(Website and app data records):
= Beginning of Section =

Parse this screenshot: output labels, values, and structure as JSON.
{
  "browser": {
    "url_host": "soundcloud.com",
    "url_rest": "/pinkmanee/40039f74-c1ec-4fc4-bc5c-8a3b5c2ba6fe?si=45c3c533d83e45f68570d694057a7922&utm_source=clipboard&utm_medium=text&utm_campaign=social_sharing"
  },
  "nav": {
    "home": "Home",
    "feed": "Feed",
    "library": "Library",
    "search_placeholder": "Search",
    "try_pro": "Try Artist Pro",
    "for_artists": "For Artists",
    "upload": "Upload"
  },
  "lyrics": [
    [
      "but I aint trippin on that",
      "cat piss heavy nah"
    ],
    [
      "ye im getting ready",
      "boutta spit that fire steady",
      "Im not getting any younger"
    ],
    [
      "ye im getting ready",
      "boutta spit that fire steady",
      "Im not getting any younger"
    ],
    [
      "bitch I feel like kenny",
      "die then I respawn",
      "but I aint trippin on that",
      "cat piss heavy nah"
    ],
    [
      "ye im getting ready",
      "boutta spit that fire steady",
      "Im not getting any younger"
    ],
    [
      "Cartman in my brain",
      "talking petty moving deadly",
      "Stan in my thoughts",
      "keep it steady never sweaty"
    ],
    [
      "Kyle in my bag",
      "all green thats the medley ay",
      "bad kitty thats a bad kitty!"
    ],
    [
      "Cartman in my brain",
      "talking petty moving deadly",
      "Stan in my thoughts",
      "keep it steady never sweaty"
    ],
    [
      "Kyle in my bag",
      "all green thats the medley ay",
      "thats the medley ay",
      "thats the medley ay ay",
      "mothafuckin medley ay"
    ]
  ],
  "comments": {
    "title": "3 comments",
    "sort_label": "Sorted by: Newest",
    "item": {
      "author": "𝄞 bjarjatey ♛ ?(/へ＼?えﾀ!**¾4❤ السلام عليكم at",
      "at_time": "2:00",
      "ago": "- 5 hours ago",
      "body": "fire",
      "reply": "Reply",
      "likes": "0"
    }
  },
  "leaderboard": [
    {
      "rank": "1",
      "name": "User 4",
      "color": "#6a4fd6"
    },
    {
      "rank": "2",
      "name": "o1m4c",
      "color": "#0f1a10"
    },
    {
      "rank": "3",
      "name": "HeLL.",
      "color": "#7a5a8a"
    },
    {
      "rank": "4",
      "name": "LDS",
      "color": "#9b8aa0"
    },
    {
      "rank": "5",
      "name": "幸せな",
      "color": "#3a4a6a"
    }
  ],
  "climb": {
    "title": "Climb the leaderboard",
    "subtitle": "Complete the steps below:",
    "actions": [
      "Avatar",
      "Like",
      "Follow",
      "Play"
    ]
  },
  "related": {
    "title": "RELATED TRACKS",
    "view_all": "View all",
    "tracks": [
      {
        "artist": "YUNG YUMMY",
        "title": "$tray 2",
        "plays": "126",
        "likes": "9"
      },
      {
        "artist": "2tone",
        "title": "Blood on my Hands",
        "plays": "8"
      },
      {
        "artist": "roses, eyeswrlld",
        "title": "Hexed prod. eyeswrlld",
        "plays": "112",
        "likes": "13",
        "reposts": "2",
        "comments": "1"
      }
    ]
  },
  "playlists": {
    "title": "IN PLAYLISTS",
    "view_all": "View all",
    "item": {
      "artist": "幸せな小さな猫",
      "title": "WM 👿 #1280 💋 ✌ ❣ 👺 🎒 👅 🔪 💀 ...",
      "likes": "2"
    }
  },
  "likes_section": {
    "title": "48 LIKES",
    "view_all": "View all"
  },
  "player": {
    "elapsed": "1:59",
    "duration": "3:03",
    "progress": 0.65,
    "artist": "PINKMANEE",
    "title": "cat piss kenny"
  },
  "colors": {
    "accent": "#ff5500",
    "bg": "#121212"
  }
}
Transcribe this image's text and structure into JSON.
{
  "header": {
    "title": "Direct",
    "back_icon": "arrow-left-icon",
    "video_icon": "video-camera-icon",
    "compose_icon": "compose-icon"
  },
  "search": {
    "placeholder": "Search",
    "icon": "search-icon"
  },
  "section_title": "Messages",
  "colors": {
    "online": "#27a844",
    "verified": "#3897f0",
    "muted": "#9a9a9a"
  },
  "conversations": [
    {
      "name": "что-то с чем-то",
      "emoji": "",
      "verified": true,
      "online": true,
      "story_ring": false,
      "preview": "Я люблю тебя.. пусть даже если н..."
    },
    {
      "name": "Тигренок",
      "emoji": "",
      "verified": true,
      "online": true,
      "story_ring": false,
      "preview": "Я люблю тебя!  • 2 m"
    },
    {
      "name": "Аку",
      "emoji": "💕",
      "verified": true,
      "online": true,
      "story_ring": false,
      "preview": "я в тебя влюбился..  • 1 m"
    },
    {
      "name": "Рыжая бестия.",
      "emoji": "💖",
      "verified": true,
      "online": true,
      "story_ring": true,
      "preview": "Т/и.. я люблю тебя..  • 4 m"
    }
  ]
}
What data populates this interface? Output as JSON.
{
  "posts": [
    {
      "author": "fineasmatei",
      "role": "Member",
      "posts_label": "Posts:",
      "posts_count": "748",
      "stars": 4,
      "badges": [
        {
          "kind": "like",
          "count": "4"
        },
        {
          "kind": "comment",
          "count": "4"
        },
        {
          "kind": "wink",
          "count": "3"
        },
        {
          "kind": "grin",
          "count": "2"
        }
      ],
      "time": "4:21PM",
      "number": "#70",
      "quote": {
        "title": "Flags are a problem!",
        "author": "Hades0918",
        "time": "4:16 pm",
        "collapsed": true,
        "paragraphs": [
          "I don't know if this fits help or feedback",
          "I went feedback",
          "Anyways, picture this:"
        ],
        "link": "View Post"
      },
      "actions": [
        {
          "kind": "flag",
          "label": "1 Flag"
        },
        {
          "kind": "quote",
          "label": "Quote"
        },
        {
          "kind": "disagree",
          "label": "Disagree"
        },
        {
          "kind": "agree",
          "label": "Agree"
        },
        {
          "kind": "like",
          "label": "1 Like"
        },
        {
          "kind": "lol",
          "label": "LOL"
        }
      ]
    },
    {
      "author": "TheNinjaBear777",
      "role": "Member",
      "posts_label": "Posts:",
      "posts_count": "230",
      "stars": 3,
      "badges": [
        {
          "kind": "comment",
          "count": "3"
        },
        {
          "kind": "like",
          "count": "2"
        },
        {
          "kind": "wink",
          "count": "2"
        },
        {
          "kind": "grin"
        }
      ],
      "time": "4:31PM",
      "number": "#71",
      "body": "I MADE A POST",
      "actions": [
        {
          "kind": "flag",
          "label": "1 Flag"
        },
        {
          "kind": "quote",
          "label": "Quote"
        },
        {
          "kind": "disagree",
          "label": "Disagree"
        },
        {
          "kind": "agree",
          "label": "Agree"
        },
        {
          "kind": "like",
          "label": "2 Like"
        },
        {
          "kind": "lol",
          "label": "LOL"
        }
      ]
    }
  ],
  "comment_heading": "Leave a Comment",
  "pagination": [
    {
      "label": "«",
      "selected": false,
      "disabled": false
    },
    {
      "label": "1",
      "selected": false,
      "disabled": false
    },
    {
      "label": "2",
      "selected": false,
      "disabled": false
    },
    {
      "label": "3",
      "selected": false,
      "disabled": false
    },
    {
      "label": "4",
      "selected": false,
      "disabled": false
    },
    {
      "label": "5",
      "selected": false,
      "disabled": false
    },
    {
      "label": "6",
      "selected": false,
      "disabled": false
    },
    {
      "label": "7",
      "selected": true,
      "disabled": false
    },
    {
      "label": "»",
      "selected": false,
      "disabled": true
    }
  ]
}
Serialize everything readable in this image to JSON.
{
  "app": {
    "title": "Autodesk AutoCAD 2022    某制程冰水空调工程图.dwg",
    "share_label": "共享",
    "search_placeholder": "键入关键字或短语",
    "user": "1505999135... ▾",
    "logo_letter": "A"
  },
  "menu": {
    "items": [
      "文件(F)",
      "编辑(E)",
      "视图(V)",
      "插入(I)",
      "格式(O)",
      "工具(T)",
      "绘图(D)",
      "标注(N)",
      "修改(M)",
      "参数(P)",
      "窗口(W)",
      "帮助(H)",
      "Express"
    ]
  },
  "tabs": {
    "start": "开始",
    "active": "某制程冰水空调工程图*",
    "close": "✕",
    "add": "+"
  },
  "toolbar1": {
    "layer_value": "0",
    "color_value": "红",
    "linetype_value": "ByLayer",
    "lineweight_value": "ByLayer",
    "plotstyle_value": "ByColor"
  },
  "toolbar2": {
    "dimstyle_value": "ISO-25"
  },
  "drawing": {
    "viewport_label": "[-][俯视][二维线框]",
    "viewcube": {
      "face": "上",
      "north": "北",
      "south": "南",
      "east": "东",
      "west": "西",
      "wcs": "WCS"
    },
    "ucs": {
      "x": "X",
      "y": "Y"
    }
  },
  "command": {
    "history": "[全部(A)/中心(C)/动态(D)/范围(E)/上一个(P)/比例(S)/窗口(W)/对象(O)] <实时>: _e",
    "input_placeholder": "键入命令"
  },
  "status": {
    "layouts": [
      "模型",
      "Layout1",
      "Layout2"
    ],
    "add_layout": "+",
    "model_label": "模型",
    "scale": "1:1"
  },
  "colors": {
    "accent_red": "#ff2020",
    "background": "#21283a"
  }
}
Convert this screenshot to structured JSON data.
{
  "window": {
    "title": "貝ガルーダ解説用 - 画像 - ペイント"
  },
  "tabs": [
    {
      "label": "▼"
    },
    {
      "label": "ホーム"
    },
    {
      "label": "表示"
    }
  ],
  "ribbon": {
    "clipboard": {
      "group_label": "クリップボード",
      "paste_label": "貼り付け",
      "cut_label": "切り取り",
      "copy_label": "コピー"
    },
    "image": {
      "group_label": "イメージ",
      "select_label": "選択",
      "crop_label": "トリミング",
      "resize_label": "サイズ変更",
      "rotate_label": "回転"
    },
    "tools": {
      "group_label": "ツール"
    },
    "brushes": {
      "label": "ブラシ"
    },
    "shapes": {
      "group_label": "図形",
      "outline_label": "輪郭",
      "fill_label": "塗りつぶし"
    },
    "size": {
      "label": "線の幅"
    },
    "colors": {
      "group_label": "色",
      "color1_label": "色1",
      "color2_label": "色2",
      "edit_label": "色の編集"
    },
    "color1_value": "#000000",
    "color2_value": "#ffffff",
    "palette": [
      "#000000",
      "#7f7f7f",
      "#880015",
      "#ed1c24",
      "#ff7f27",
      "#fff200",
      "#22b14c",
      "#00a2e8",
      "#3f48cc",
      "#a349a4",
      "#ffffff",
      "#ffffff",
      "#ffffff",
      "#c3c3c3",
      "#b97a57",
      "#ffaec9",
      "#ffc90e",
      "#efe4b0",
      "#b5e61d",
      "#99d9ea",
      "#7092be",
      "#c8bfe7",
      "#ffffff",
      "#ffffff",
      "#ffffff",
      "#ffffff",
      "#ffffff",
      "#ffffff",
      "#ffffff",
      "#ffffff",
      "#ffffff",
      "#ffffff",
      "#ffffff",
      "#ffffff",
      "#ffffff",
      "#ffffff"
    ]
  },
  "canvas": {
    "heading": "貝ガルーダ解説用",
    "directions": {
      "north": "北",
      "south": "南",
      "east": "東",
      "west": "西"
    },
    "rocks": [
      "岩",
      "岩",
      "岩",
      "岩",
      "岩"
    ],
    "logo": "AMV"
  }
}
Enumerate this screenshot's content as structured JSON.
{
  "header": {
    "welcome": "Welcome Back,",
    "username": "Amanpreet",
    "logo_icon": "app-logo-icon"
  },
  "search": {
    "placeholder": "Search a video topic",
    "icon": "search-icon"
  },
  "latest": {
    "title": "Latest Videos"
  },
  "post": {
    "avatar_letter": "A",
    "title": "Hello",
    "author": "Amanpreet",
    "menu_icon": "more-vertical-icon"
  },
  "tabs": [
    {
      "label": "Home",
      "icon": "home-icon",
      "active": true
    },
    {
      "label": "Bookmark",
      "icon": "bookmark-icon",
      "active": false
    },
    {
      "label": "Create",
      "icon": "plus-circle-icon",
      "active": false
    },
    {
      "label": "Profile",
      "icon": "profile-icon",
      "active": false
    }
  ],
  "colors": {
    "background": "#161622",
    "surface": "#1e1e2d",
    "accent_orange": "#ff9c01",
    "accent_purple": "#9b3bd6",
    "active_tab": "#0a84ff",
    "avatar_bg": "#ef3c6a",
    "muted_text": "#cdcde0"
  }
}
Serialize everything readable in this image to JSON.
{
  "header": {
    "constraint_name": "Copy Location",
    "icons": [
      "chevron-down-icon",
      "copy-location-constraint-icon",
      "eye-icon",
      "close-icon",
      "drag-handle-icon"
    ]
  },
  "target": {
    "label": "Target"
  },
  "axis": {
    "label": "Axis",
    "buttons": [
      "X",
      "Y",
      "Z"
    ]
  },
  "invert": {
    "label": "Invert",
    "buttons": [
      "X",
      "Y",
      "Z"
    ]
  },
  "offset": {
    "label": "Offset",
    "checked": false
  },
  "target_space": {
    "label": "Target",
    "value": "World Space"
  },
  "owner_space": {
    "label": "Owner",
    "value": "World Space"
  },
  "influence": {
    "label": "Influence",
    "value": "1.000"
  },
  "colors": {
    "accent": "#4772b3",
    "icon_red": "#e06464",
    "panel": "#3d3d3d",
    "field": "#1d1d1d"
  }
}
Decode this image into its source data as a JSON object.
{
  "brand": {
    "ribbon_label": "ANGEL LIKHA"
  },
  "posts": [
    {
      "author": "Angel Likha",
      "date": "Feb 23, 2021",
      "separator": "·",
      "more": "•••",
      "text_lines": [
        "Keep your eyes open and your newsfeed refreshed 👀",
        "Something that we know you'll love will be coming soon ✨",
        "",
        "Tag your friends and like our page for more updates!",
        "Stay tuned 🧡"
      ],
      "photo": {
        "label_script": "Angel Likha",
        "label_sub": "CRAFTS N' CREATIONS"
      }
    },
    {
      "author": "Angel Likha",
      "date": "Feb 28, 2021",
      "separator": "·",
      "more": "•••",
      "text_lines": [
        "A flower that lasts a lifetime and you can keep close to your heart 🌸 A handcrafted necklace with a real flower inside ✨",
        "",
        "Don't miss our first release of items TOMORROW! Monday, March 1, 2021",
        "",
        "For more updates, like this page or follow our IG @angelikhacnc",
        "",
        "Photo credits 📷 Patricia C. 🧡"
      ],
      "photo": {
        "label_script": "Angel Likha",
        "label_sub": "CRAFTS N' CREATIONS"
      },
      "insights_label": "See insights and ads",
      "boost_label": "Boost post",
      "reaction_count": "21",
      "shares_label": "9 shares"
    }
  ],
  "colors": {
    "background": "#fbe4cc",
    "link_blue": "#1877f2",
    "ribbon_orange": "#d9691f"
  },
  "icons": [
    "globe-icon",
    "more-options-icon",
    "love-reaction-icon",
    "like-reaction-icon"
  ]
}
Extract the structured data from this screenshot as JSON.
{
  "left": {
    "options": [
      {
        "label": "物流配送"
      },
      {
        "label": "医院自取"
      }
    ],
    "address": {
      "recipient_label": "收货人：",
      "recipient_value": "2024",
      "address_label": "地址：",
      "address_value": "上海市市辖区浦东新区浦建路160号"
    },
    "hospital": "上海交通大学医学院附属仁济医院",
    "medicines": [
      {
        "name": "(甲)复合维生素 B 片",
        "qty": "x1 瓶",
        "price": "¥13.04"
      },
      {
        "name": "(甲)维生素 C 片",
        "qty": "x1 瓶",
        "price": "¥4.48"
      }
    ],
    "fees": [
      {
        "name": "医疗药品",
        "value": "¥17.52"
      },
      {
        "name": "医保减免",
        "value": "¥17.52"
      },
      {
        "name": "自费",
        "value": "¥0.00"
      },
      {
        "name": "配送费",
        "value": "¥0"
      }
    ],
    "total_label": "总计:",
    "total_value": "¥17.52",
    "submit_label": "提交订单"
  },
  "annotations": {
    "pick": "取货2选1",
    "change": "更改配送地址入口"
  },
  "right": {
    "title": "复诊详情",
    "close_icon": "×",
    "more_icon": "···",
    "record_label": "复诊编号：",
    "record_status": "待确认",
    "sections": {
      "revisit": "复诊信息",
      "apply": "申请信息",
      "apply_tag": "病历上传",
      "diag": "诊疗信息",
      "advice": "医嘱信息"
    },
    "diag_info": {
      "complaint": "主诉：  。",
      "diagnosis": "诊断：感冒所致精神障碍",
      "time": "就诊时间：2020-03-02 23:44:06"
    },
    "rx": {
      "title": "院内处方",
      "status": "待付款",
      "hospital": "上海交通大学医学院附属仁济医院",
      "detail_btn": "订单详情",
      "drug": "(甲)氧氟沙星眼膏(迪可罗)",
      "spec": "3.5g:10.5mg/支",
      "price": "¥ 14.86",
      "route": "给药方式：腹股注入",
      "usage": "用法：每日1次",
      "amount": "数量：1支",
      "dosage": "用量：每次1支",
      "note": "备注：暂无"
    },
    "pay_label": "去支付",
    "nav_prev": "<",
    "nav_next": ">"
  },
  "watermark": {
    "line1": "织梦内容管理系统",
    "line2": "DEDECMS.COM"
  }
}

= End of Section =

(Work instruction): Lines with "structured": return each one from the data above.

(Written reply):
Convert this screenshot to structured JSON data.
Enumerate this screenshot's content as structured JSON.
Extract the structured data from this screenshot as JSON.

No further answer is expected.